Canada’s uniquely strange climate: week 1
December 7, 2020
The Grand Banks of Newfoundland is an extraordinary region where cold water currents from the north meet the warm waters that come from the south. This natural phenomenon results in about 200 days of fog a year, where during most of the summer months 84% of the region is covered making the Grand Banks of Newfoundland the foggiest place in the world. While this fact may sound interesting it is a great hazard to ships that pass by the region. However, aside from being the foggiest place on Earth, the Grand banks are home to one of the richest fisheries in the world making ships take the risk of entering this region.

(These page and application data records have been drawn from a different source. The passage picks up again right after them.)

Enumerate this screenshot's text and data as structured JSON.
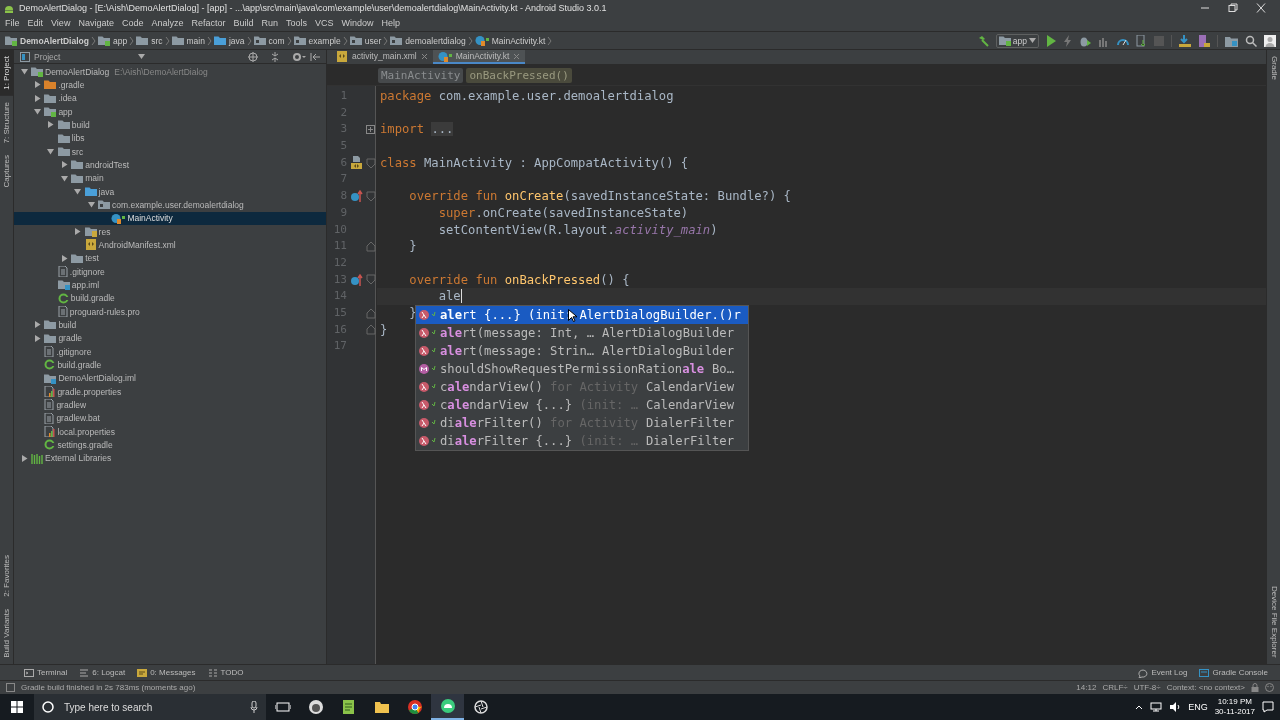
{
  "window": {
    "title": "DemoAlertDialog - [E:\\Aish\\DemoAlertDialog] - [app] - ...\\app\\src\\main\\java\\com\\example\\user\\demoalertdialog\\MainActivity.kt - Android Studio 3.0.1"
  },
  "menu": [
    "File",
    "Edit",
    "View",
    "Navigate",
    "Code",
    "Analyze",
    "Refactor",
    "Build",
    "Run",
    "Tools",
    "VCS",
    "Window",
    "Help"
  ],
  "breadcrumbs": [
    {
      "label": "DemoAlertDialog",
      "kind": "module"
    },
    {
      "label": "app",
      "kind": "module"
    },
    {
      "label": "src",
      "kind": "folder"
    },
    {
      "label": "main",
      "kind": "folder"
    },
    {
      "label": "java",
      "kind": "source"
    },
    {
      "label": "com",
      "kind": "package"
    },
    {
      "label": "example",
      "kind": "package"
    },
    {
      "label": "user",
      "kind": "package"
    },
    {
      "label": "demoalertdialog",
      "kind": "package"
    },
    {
      "label": "MainActivity.kt",
      "kind": "kotlin"
    }
  ],
  "toolbar": {
    "configuration": "app"
  },
  "left_tool_tabs": {
    "top": [
      {
        "label": "1: Project",
        "selected": true
      },
      {
        "label": "7: Structure",
        "selected": false
      },
      {
        "label": "Captures",
        "selected": false
      }
    ],
    "bottom": [
      {
        "label": "2: Favorites",
        "selected": false
      },
      {
        "label": "Build Variants",
        "selected": false
      }
    ]
  },
  "right_tool_tabs": {
    "top": [
      {
        "label": "Gradle"
      }
    ],
    "bottom": [
      {
        "label": "Device File Explorer"
      }
    ]
  },
  "project_panel": {
    "view": "Project",
    "tree": [
      {
        "label": "DemoAlertDialog",
        "location": "E:\\Aish\\DemoAlertDialog",
        "kind": "module",
        "expanded": true,
        "selected": false,
        "children": [
          {
            "label": ".gradle",
            "kind": "excluded",
            "expanded": false,
            "selected": false
          },
          {
            "label": ".idea",
            "kind": "folder",
            "expanded": false,
            "selected": false
          },
          {
            "label": "app",
            "kind": "module",
            "expanded": true,
            "selected": false,
            "children": [
              {
                "label": "build",
                "kind": "folder",
                "expanded": false,
                "selected": false
              },
              {
                "label": "libs",
                "kind": "folder",
                "selected": false
              },
              {
                "label": "src",
                "kind": "folder",
                "expanded": true,
                "selected": false,
                "children": [
                  {
                    "label": "androidTest",
                    "kind": "folder",
                    "expanded": false,
                    "selected": false
                  },
                  {
                    "label": "main",
                    "kind": "folder",
                    "expanded": true,
                    "selected": false,
                    "children": [
                      {
                        "label": "java",
                        "kind": "source",
                        "expanded": true,
                        "selected": false,
                        "children": [
                          {
                            "label": "com.example.user.demoalertdialog",
                            "kind": "package",
                            "expanded": true,
                            "selected": false,
                            "children": [
                              {
                                "label": "MainActivity",
                                "kind": "kotlin",
                                "selected": true
                              }
                            ]
                          }
                        ]
                      },
                      {
                        "label": "res",
                        "kind": "resources",
                        "expanded": false,
                        "selected": false
                      },
                      {
                        "label": "AndroidManifest.xml",
                        "kind": "manifest",
                        "selected": false
                      }
                    ]
                  },
                  {
                    "label": "test",
                    "kind": "folder",
                    "expanded": false,
                    "selected": false
                  }
                ]
              },
              {
                "label": ".gitignore",
                "kind": "file",
                "selected": false
              },
              {
                "label": "app.iml",
                "kind": "iml",
                "selected": false
              },
              {
                "label": "build.gradle",
                "kind": "gradle",
                "selected": false
              },
              {
                "label": "proguard-rules.pro",
                "kind": "file",
                "selected": false
              }
            ]
          },
          {
            "label": "build",
            "kind": "folder",
            "expanded": false,
            "selected": false
          },
          {
            "label": "gradle",
            "kind": "folder",
            "expanded": false,
            "selected": false
          },
          {
            "label": ".gitignore",
            "kind": "file",
            "selected": false
          },
          {
            "label": "build.gradle",
            "kind": "gradle",
            "selected": false
          },
          {
            "label": "DemoAlertDialog.iml",
            "kind": "iml",
            "selected": false
          },
          {
            "label": "gradle.properties",
            "kind": "properties",
            "selected": false
          },
          {
            "label": "gradlew",
            "kind": "file",
            "selected": false
          },
          {
            "label": "gradlew.bat",
            "kind": "file",
            "selected": false
          },
          {
            "label": "local.properties",
            "kind": "properties",
            "selected": false
          },
          {
            "label": "settings.gradle",
            "kind": "gradle",
            "selected": false
          }
        ]
      },
      {
        "label": "External Libraries",
        "kind": "libraries",
        "expanded": false,
        "selected": false
      }
    ]
  },
  "editor": {
    "tabs": [
      {
        "label": "activity_main.xml",
        "kind": "xml",
        "selected": false
      },
      {
        "label": "MainActivity.kt",
        "kind": "kotlin",
        "selected": true
      }
    ],
    "breadcrumb": [
      {
        "label": "MainActivity",
        "kind": "class"
      },
      {
        "label": "onBackPressed()",
        "kind": "function"
      }
    ],
    "lines": [
      {
        "number": "1",
        "current": false,
        "tokens": [
          {
            "text": "package",
            "kind": "keyword"
          },
          {
            "text": " com.example.user.demoalertdialog",
            "kind": "plain"
          }
        ]
      },
      {
        "number": "2",
        "current": false
      },
      {
        "number": "3",
        "current": false,
        "fold": {
          "kind": "collapsed"
        },
        "tokens": [
          {
            "text": "import ",
            "kind": "keyword"
          },
          {
            "text": "...",
            "kind": "folded"
          }
        ]
      },
      {
        "number": "5",
        "current": false
      },
      {
        "number": "6",
        "current": false,
        "marker": {
          "kind": "layout"
        },
        "fold": {
          "kind": "start"
        },
        "tokens": [
          {
            "text": "class",
            "kind": "keyword"
          },
          {
            "text": " MainActivity : AppCompatActivity() {",
            "kind": "plain"
          }
        ]
      },
      {
        "number": "7",
        "current": false
      },
      {
        "number": "8",
        "current": false,
        "marker": {
          "kind": "override"
        },
        "fold": {
          "kind": "start"
        },
        "tokens": [
          {
            "text": "    override fun ",
            "kind": "keyword"
          },
          {
            "text": "onCreate",
            "kind": "function"
          },
          {
            "text": "(savedInstanceState: Bundle?) {",
            "kind": "plain"
          }
        ]
      },
      {
        "number": "9",
        "current": false,
        "tokens": [
          {
            "text": "        super",
            "kind": "keyword"
          },
          {
            "text": ".onCreate(savedInstanceState)",
            "kind": "plain"
          }
        ]
      },
      {
        "number": "10",
        "current": false,
        "tokens": [
          {
            "text": "        setContentView(R.layout.",
            "kind": "plain"
          },
          {
            "text": "activity_main",
            "kind": "field"
          },
          {
            "text": ")",
            "kind": "plain"
          }
        ]
      },
      {
        "number": "11",
        "current": false,
        "fold": {
          "kind": "end"
        },
        "tokens": [
          {
            "text": "    }",
            "kind": "plain"
          }
        ]
      },
      {
        "number": "12",
        "current": false
      },
      {
        "number": "13",
        "current": false,
        "marker": {
          "kind": "override"
        },
        "fold": {
          "kind": "start"
        },
        "tokens": [
          {
            "text": "    override fun ",
            "kind": "keyword"
          },
          {
            "text": "onBackPressed",
            "kind": "function"
          },
          {
            "text": "() {",
            "kind": "plain"
          }
        ]
      },
      {
        "number": "14",
        "current": true,
        "tokens": [
          {
            "text": "        ale",
            "kind": "plain"
          }
        ]
      },
      {
        "number": "15",
        "current": false,
        "fold": {
          "kind": "end"
        },
        "tokens": [
          {
            "text": "    }",
            "kind": "plain"
          }
        ]
      },
      {
        "number": "16",
        "current": false,
        "fold": {
          "kind": "end"
        },
        "tokens": [
          {
            "text": "}",
            "kind": "plain"
          }
        ]
      },
      {
        "number": "17",
        "current": false
      }
    ],
    "completion": [
      {
        "kind": "lambda",
        "selected": true,
        "name": "**ale**rt",
        "params": " {...} ",
        "hint": "(init: AlertDialogBuilder.()",
        "type": "r"
      },
      {
        "kind": "lambda",
        "selected": false,
        "name": "**ale**rt",
        "params": "(message: Int, …",
        "type": "AlertDialogBuilder"
      },
      {
        "kind": "lambda",
        "selected": false,
        "name": "**ale**rt",
        "params": "(message: Strin…",
        "type": "AlertDialogBuilder"
      },
      {
        "kind": "method",
        "selected": false,
        "name": "shouldShowRequestPermissionRation**ale**",
        "type": "Bo…"
      },
      {
        "kind": "lambda",
        "selected": false,
        "name": "c**ale**ndarView",
        "params": "() ",
        "hint": "for Activity",
        "type": "CalendarView"
      },
      {
        "kind": "lambda",
        "selected": false,
        "name": "c**ale**ndarView",
        "params": " {...} ",
        "hint": "(init: …",
        "type": "CalendarView"
      },
      {
        "kind": "lambda",
        "selected": false,
        "name": "di**ale**rFilter",
        "params": "() ",
        "hint": "for Activity",
        "type": "DialerFilter"
      },
      {
        "kind": "lambda",
        "selected": false,
        "name": "di**ale**rFilter",
        "params": " {...} ",
        "hint": "(init: …",
        "type": "DialerFilter"
      }
    ]
  },
  "bottom_tool_tabs": {
    "left": [
      {
        "label": "Terminal",
        "kind": "terminal"
      },
      {
        "label": "6: Logcat",
        "kind": "logcat"
      },
      {
        "label": "0: Messages",
        "kind": "messages"
      },
      {
        "label": "TODO",
        "kind": "todo"
      }
    ],
    "right": [
      {
        "label": "Event Log",
        "kind": "eventlog"
      },
      {
        "label": "Gradle Console",
        "kind": "console"
      }
    ]
  },
  "status_bar": {
    "message": "Gradle build finished in 2s 783ms (moments ago)",
    "position": "14:12",
    "line_separator": "CRLF÷",
    "encoding": "UTF-8÷",
    "context": "Context: <no context>"
  },
  "taskbar": {
    "search": {
      "placeholder": "Type here to search"
    },
    "language": "ENG",
    "time": "10:19 PM",
    "date": "30-11-2017"
  }
}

Thank you for tuning in for week one of Canada’s uniquely strange climate. Come back next week for a new strange fact. For more information about the foggiest place in the world visit the Canadian Encyclopedia and Science Daily.